They were calling on the federal authorities to dismiss Murtaza Rakhimov from his post as president of Bashkortostan. The authoritarian Rakhimov has ruled this Muslim-majority republic in the South Ural mountains since 1993.
One of the protesters held a placard reading "Rakhimov's regime is arbitrary, corrupt, and violent.” A handful wore striped uniforms supposed to represent those worn by prisoners in Nazi concentration camps.
Airat Dilmukhametov is the leader of the Bashkir National Front, one of the republic's more radical opposition movements. He says Rakhimov has presided over a dictatorship where human rights are regularly violated.
"Over the past 15 years there have been many cases of death, murder, poisoning, car crashes, torture, illegal punishment," Dilmukhametov said. "A dictatorship has been established [in Bashkortostan]. This is why people are disappointed and many of them are scared."
The Bashkir opposition also accuses Rakhimov of corruption. It charges that the oil companies controlled by Rakhimov's son, Ural, have mismanaged millions of dollars through tax evasion.
The demands of the Bashkir opposition, however, are likely to fall on deaf ears.
Dilmukhametov says he has little hope that Rakhimov, who was reelected president in 2003 with the support of Russian President Vladimir Putin, will be sacked. The Kremlin is widely regarded as turning a blind eye to Rakhimov's alleged abuses in return for his loyalty.
Unrest in Bashkortostan has been growing since police detained and injured several hundred people in a violent sweep of the town of Blagoveshchensk in December 2004.
Rights groups say over 1,000 men were arrested and taken to police stations, where they were reportedly beaten and humiliated.
Dilmukhametov hopes the recent protest will draw Moscow's attention to the republic's problems in the face of growing unrest.
"We are doing this [protesting] in order for our conscience to be clear in case the situation in Bashkortostan takes a different turn," Dilmukhametov said. "We are now warning the public and the federal leadership. This is one of our last warnings."
Dilmukhametov says the opposition movement in his republic was inspired by the recent mass protests that recently toppled the government in Ukraine and Kyrgyzstan.
Boris Kagarlitsky, a political analyst who heads Moscow's Institute for Globalization Studies, believes the Russian authorities will ignore the protest. But he argues that Bashkortostan's government is not viable and that the crisis could eventually destabilize the Kremlin.
“If you don’t sacrifice Rakhimov, if you do not react to the demands of the opposition, which I think is going to be the case, then the movement will radicalize," says Kagarlitsky. "From being a movement against a local leader it will become a movement against Moscow as well."
According to the Bashkir opposition, Rakhimov's government has spared no effort to try to sabotage the protest.
Opposition leaders were delayed for five hours on Thursday after additional security checks at the airport in Ufa, the capital of Bashkortostan. The oppositionists say the checks were ordered by the Bashkir government.

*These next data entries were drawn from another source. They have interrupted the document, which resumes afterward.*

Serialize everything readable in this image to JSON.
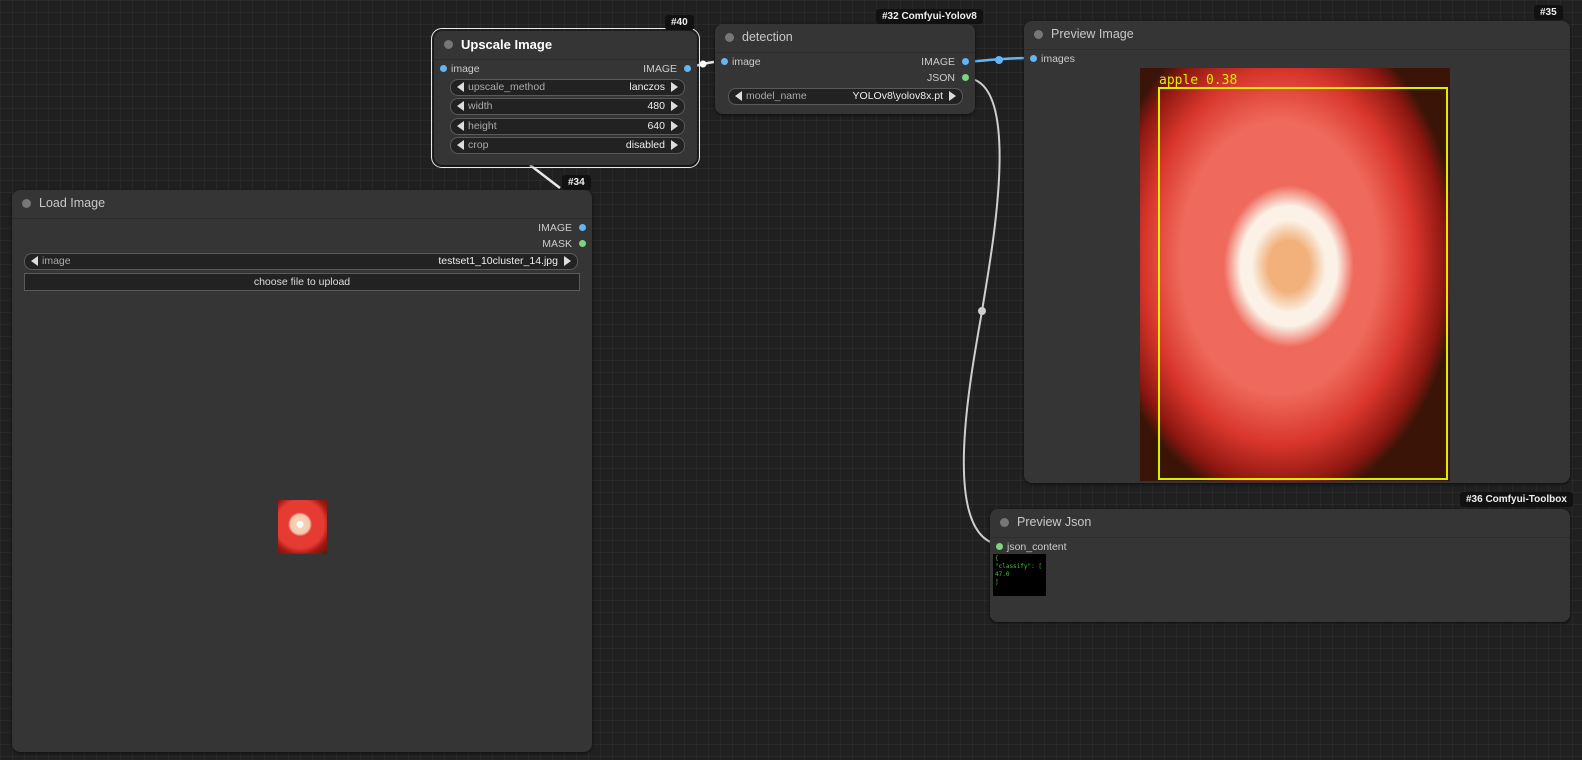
{
  "nodes": {
    "upscale": {
      "badge": "#40",
      "title": "Upscale Image",
      "input_image": "image",
      "output_image": "IMAGE",
      "widgets": [
        {
          "name": "upscale_method",
          "value": "lanczos"
        },
        {
          "name": "width",
          "value": "480"
        },
        {
          "name": "height",
          "value": "640"
        },
        {
          "name": "crop",
          "value": "disabled"
        }
      ]
    },
    "detection": {
      "badge": "#32 Comfyui-Yolov8",
      "title": "detection",
      "input_image": "image",
      "output_image": "IMAGE",
      "output_json": "JSON",
      "widget": {
        "name": "model_name",
        "value": "YOLOv8\\yolov8x.pt"
      }
    },
    "preview_image": {
      "badge": "#35",
      "title": "Preview Image",
      "input_images": "images",
      "bbox_label": "apple  0.38"
    },
    "load_image": {
      "badge": "#34",
      "title": "Load Image",
      "output_image": "IMAGE",
      "output_mask": "MASK",
      "widget": {
        "name": "image",
        "value": "testset1_10cluster_14.jpg"
      },
      "upload_button": "choose file to upload"
    },
    "preview_json": {
      "badge": "#36 Comfyui-Toolbox",
      "title": "Preview Json",
      "input_json": "json_content",
      "json_text": "{\n\"classify\": [\n47.0\n]"
    }
  },
  "colors": {
    "canvas": "#202020",
    "node_bg": "#353535",
    "image_slot": "#64b5f6",
    "mask_slot": "#7bd67b",
    "link_image": "#64b5f6",
    "link_json": "#cfcfcf",
    "bbox": "#d8f000"
  }
}
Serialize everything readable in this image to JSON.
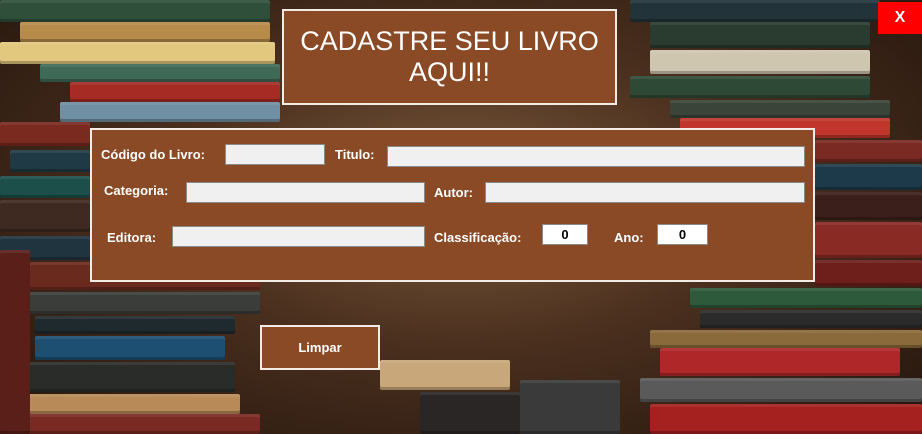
{
  "window": {
    "title": "CADASTRE SEU LIVRO AQUI!!",
    "close_label": "X"
  },
  "form": {
    "codigo_label": "Código do Livro:",
    "codigo_value": "",
    "titulo_label": "Titulo:",
    "titulo_value": "",
    "categoria_label": "Categoria:",
    "categoria_value": "",
    "autor_label": "Autor:",
    "autor_value": "",
    "editora_label": "Editora:",
    "editora_value": "",
    "classificacao_label": "Classificação:",
    "classificacao_value": "0",
    "ano_label": "Ano:",
    "ano_value": "0"
  },
  "actions": {
    "clear_label": "Limpar"
  },
  "colors": {
    "panel": "#8b4a26",
    "border": "#f3ece6",
    "close": "#ff0000"
  }
}
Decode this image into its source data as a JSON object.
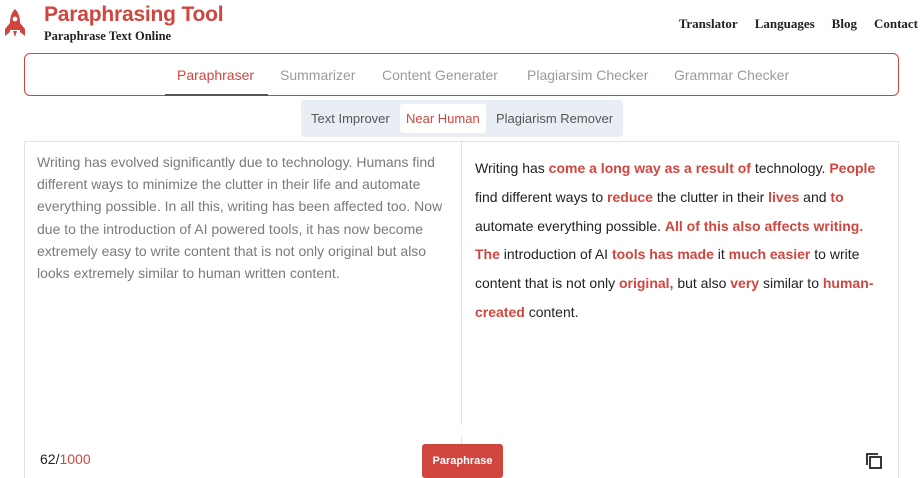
{
  "brand": {
    "title": "Paraphrasing Tool",
    "subtitle": "Paraphrase Text Online",
    "logo_icon": "rocket-icon",
    "accent": "#d0463f"
  },
  "topnav": [
    "Translator",
    "Languages",
    "Blog",
    "Contact"
  ],
  "tools": {
    "tabs": [
      "Paraphraser",
      "Summarizer",
      "Content Generater",
      "Plagiarsim Checker",
      "Grammar Checker"
    ],
    "active": "Paraphraser"
  },
  "modes": {
    "items": [
      "Text Improver",
      "Near Human",
      "Plagiarism Remover"
    ],
    "active": "Near Human"
  },
  "input": {
    "text": "Writing has evolved significantly due to technology. Humans find different ways to minimize the clutter in their life and automate everything possible. In all this, writing has been affected too. Now due to the introduction of AI powered tools, it has now become extremely easy to write content that is not only original but also looks extremely similar to human written content."
  },
  "output": {
    "segments": [
      {
        "text": "Writing has ",
        "changed": false
      },
      {
        "text": "come a long way as a result of",
        "changed": true
      },
      {
        "text": " technology. ",
        "changed": false
      },
      {
        "text": "People",
        "changed": true
      },
      {
        "text": " find different ways to ",
        "changed": false
      },
      {
        "text": "reduce",
        "changed": true
      },
      {
        "text": " the clutter in their ",
        "changed": false
      },
      {
        "text": "lives",
        "changed": true
      },
      {
        "text": " and ",
        "changed": false
      },
      {
        "text": "to",
        "changed": true
      },
      {
        "text": " automate everything possible. ",
        "changed": false
      },
      {
        "text": "All of this also affects writing. The",
        "changed": true
      },
      {
        "text": " introduction of AI ",
        "changed": false
      },
      {
        "text": "tools has made",
        "changed": true
      },
      {
        "text": " it ",
        "changed": false
      },
      {
        "text": "much easier",
        "changed": true
      },
      {
        "text": " to write content that is not only ",
        "changed": false
      },
      {
        "text": "original,",
        "changed": true
      },
      {
        "text": " but also ",
        "changed": false
      },
      {
        "text": "very",
        "changed": true
      },
      {
        "text": " similar to ",
        "changed": false
      },
      {
        "text": "human-created",
        "changed": true
      },
      {
        "text": " content.",
        "changed": false
      }
    ]
  },
  "counter": {
    "count": "62",
    "separator": "/",
    "max": "1000"
  },
  "actions": {
    "paraphrase_label": "Paraphrase",
    "copy_icon": "copy-icon"
  }
}
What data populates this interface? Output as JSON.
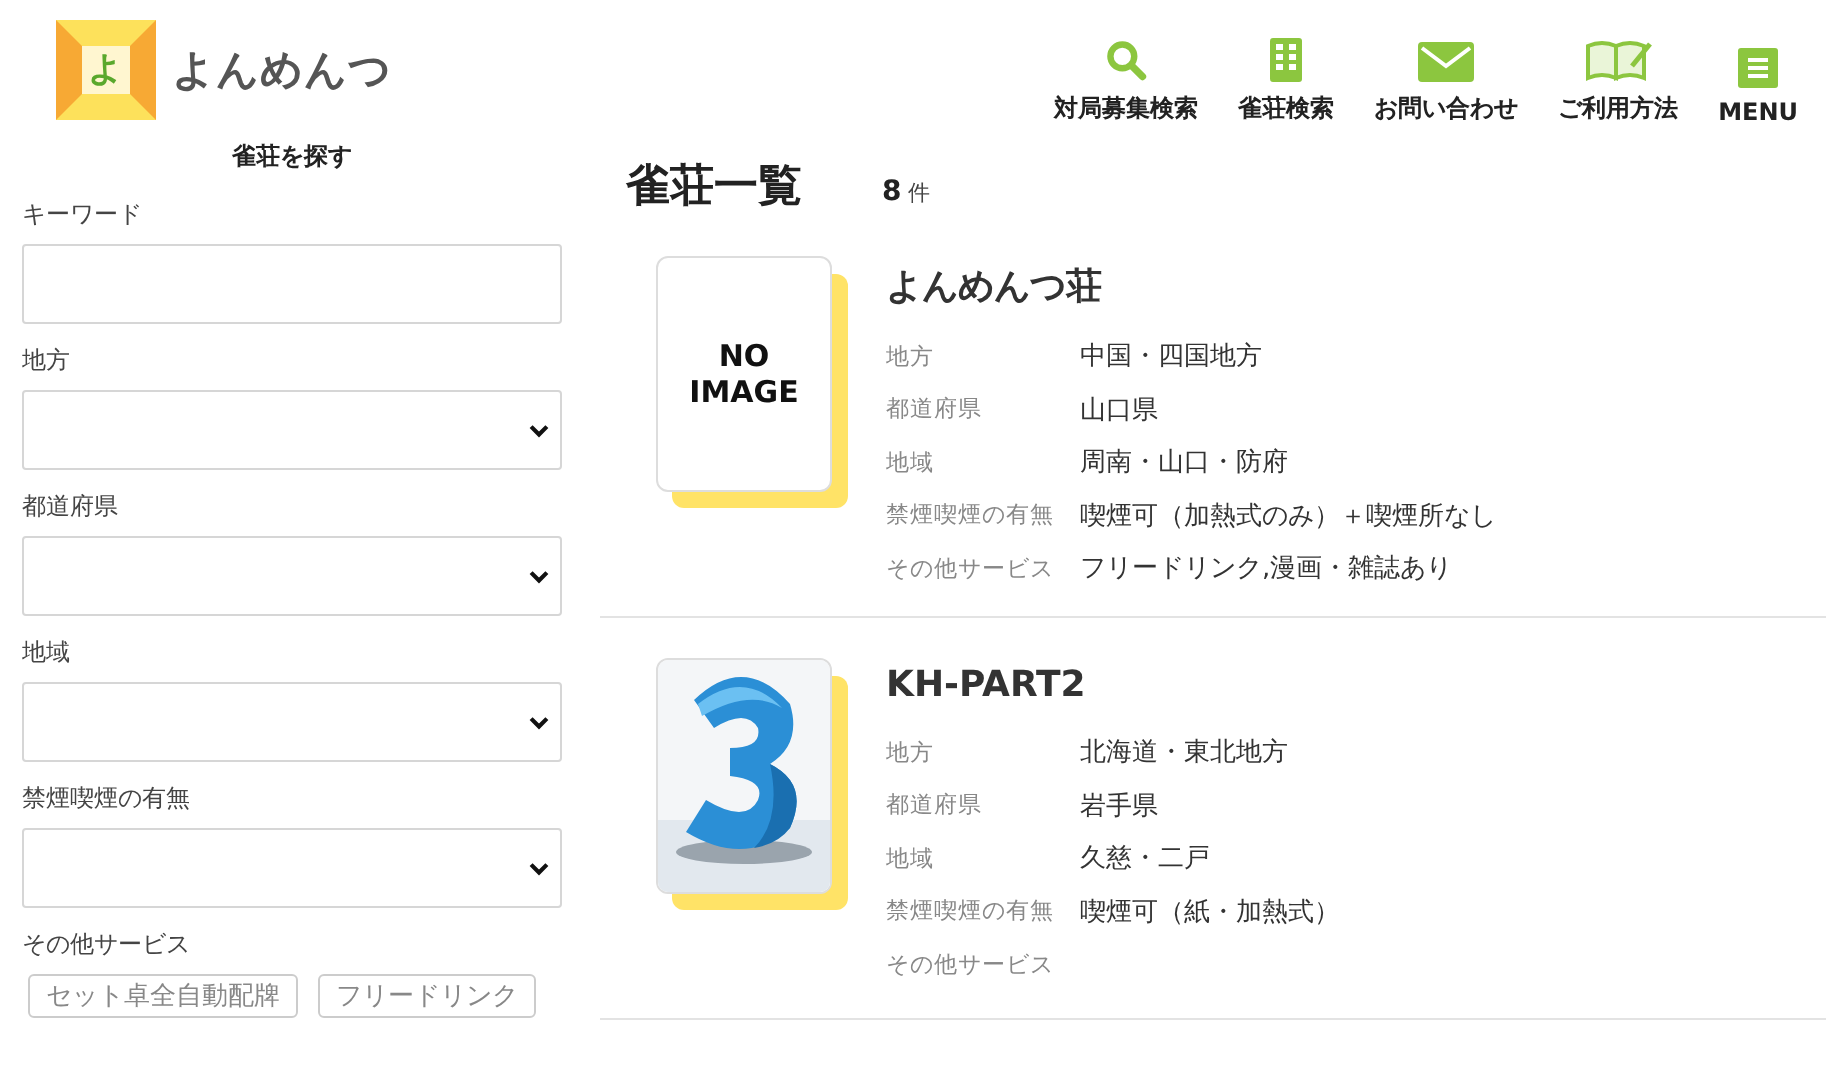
{
  "header": {
    "logo_mark": "よ",
    "logo_text": "よんめんつ",
    "nav": [
      {
        "kind": "search",
        "label": "対局募集検索"
      },
      {
        "kind": "building",
        "label": "雀荘検索"
      },
      {
        "kind": "mail",
        "label": "お問い合わせ"
      },
      {
        "kind": "book",
        "label": "ご利用方法"
      },
      {
        "kind": "menu",
        "label": "MENU"
      }
    ]
  },
  "sidebar": {
    "title": "雀荘を探す",
    "fields": [
      {
        "kind": "text",
        "label": "キーワード"
      },
      {
        "kind": "select",
        "label": "地方"
      },
      {
        "kind": "select",
        "label": "都道府県"
      },
      {
        "kind": "select",
        "label": "地域"
      },
      {
        "kind": "select",
        "label": "禁煙喫煙の有無"
      }
    ],
    "services_label": "その他サービス",
    "service_buttons": [
      "セット卓全自動配牌",
      "フリードリンク"
    ]
  },
  "main": {
    "title": "雀荘一覧",
    "count": "8",
    "count_unit": "件",
    "shops": [
      {
        "name": "よんめんつ荘",
        "thumbnail": {
          "kind": "no_image",
          "line1": "NO",
          "line2": "IMAGE"
        },
        "details": [
          {
            "label": "地方",
            "value": "中国・四国地方"
          },
          {
            "label": "都道府県",
            "value": "山口県"
          },
          {
            "label": "地域",
            "value": "周南・山口・防府"
          },
          {
            "label": "禁煙喫煙の有無",
            "value": "喫煙可（加熱式のみ）＋喫煙所なし"
          },
          {
            "label": "その他サービス",
            "value": "フリードリンク,漫画・雑誌あり"
          }
        ]
      },
      {
        "name": "KH-PART2",
        "details": [
          {
            "label": "地方",
            "value": "北海道・東北地方"
          },
          {
            "label": "都道府県",
            "value": "岩手県"
          },
          {
            "label": "地域",
            "value": "久慈・二戸"
          },
          {
            "label": "禁煙喫煙の有無",
            "value": "喫煙可（紙・加熱式）"
          },
          {
            "label": "その他サービス"
          }
        ]
      }
    ]
  }
}
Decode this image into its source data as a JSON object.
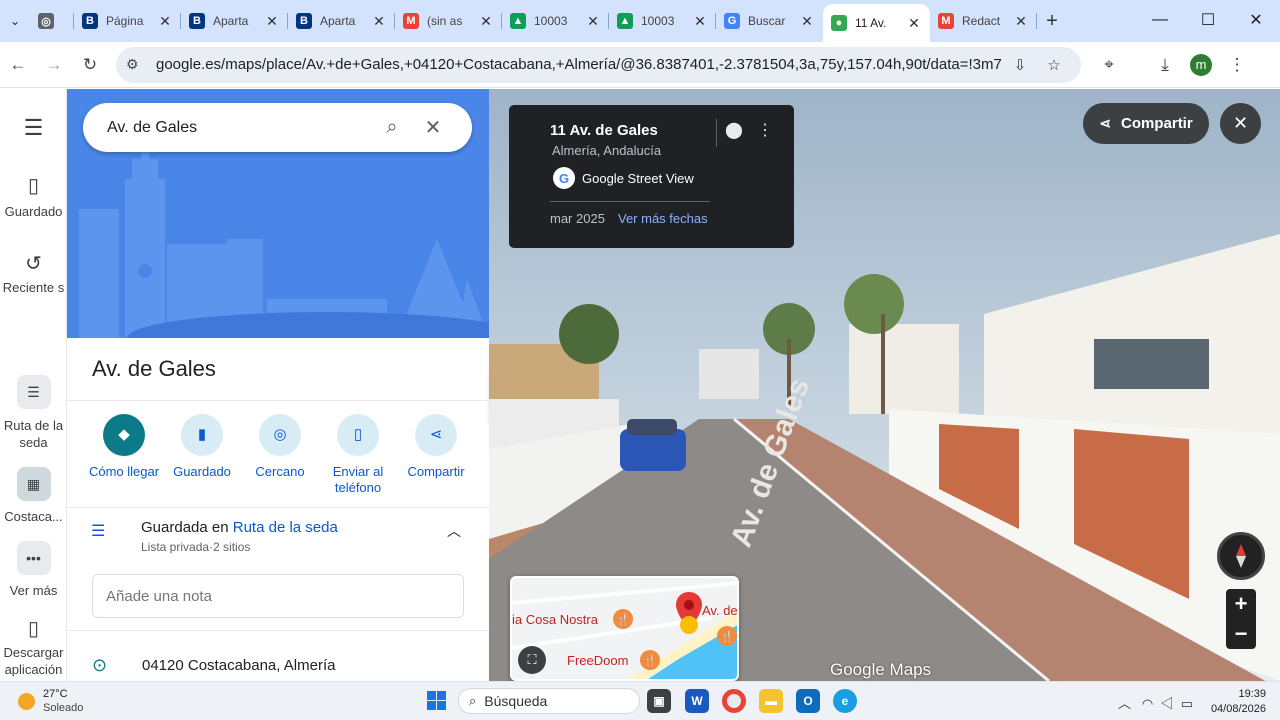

They say airport officials also tried to confiscate boxes containing the lists of over 150,000 signatures in support of Rakhimov's dismissal. The boxes were later delivered to Putin's administration by the protesters in Moscow.
The Bashkir government was swift to fend off the allegations and branded the protest an attempt at undermining it.